Dataset records
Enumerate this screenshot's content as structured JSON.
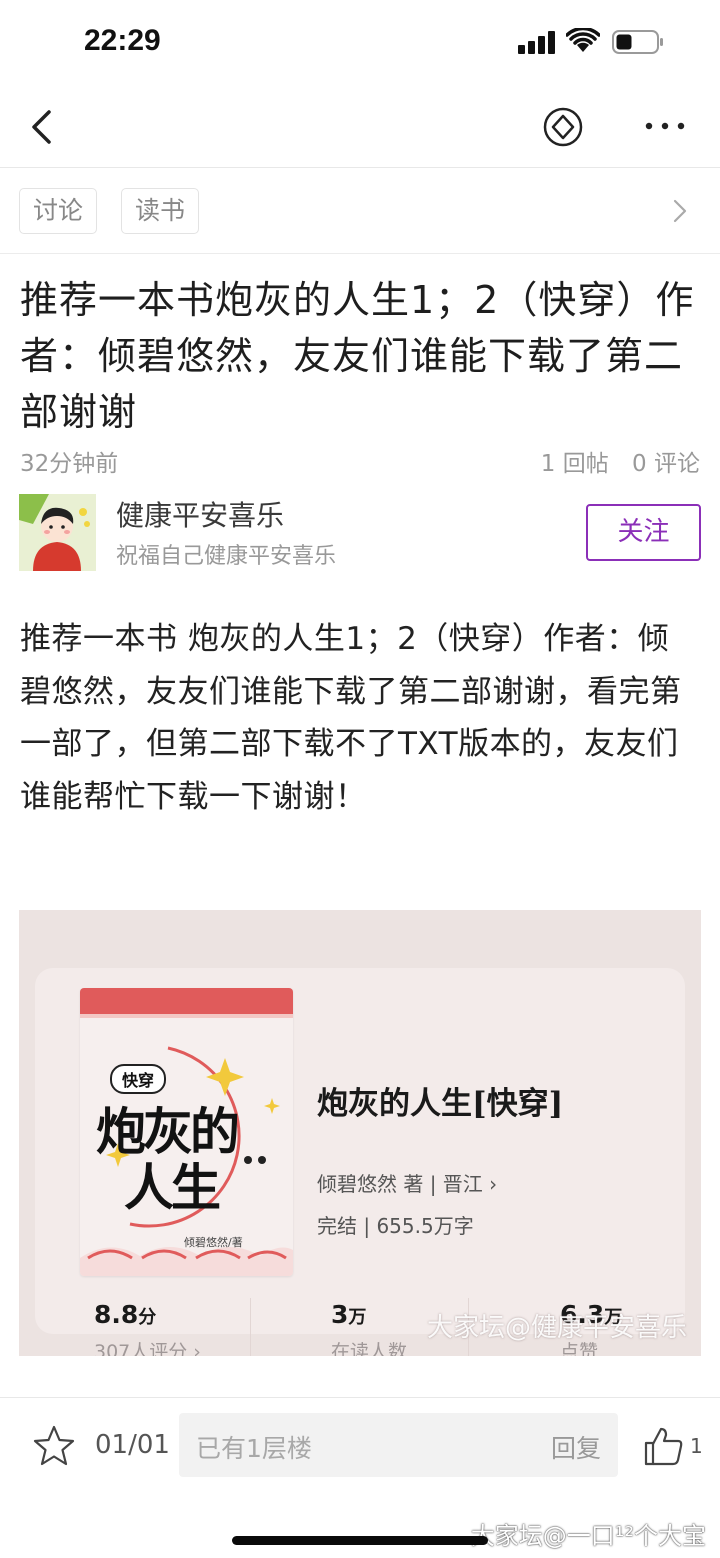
{
  "status_bar": {
    "time": "22:29",
    "signal_icon": "cellular-signal-icon",
    "wifi_icon": "wifi-icon",
    "battery_icon": "battery-icon"
  },
  "nav": {
    "back_icon": "chevron-left-icon",
    "diamond_icon": "diamond-badge-icon",
    "more_icon": "more-dots-icon"
  },
  "tags": [
    "讨论",
    "读书"
  ],
  "post": {
    "title": "推荐一本书炮灰的人生1；2（快穿）作者：倾碧悠然，友友们谁能下载了第二部谢谢",
    "time": "32分钟前",
    "replies": "1 回帖",
    "comments": "0 评论",
    "author": {
      "name": "健康平安喜乐",
      "signature": "祝福自己健康平安喜乐",
      "follow_label": "关注"
    },
    "body": "推荐一本书  炮灰的人生1；2（快穿）作者：倾碧悠然，友友们谁能下载了第二部谢谢，看完第一部了，但第二部下载不了TXT版本的，友友们谁能帮忙下载一下谢谢！"
  },
  "book_card": {
    "cover_tag": "快穿",
    "cover_title_line1": "炮灰的",
    "cover_title_line2": "人生",
    "cover_author": "倾碧悠然/著",
    "title": "炮灰的人生[快穿]",
    "author_line": "倾碧悠然 著 | 晋江 ›",
    "status_line": "完结 | 655.5万字",
    "stats": [
      {
        "value": "8.8",
        "unit": "分",
        "label": "307人评分 ›"
      },
      {
        "value": "3",
        "unit": "万",
        "label": "在读人数"
      },
      {
        "value": "6.3",
        "unit": "万",
        "label": "点赞"
      }
    ],
    "watermark": "大家坛@健康平安喜乐"
  },
  "bottom_bar": {
    "star_icon": "star-outline-icon",
    "page": "01/01",
    "reply_placeholder": "已有1层楼",
    "reply_label": "回复",
    "like_icon": "thumbs-up-icon",
    "like_count": "1",
    "watermark": "大家坛@一口¹²个大宝"
  },
  "colors": {
    "accent": "#8b2fb8",
    "cover_red": "#e05b5b"
  }
}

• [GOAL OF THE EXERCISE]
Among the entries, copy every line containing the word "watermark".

• [ANSWER SPACE]
    "watermark": "大家坛@健康平安喜乐"
    "watermark": "大家坛@一口¹²个大宝"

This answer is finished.